  2. "The Museum of Television & Radio announces new name" Archived 2007-06-09 at the Wayback Machine
  3. Fraser, C. Gerald (10 November 1976). "Museum of Broadcasting Opens With Paley Gift". The New York Times. ProQuest   122808287.
  4. "Museum of Television and Radio Debuts in Beverly Hills" (PDF). p. 5.
  5. Schneider, Michael (18 February 2020). "Paley Center Moves Out of Beverly Hills, Lays Off Three; Finds New Home for Archives (EXCLUSIVE)". Variety. Retrieved 2020-08-08.
  6. Ritchie, Michael. (1994) Please Stand By. Overlook Press.
  7. Jenson, Elizabeth. (June 5, 2007) "New Name and Mission for Museum of Television" The New York Times
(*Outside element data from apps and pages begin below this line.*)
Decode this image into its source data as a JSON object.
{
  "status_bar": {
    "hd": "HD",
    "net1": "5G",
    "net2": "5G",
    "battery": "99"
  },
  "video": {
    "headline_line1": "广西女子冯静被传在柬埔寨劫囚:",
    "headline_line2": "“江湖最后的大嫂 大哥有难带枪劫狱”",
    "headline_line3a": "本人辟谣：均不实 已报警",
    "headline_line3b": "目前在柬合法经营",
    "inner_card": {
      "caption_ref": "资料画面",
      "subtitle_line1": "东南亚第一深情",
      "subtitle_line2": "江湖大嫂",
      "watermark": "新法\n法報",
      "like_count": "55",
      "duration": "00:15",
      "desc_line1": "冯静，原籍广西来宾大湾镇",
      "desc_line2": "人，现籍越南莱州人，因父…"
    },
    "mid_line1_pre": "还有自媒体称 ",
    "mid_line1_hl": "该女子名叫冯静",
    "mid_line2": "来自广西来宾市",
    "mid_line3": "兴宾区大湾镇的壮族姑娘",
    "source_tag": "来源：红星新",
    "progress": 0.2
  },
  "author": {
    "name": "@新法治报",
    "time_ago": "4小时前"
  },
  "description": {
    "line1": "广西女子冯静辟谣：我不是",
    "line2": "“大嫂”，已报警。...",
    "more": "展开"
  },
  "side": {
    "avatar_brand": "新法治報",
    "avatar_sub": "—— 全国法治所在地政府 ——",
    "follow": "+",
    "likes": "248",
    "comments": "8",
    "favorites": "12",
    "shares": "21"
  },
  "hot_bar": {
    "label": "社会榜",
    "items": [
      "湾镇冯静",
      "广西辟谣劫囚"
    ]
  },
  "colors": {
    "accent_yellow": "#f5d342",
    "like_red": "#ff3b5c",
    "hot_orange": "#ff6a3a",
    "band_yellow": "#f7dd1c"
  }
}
  8. Ng, Philiana (December 12, 2013). "PaleyFest Moves to Dolby Theatre for 2014, Unveils First Honorees". Hollywood Reporter. Retrieved April 26, 2014.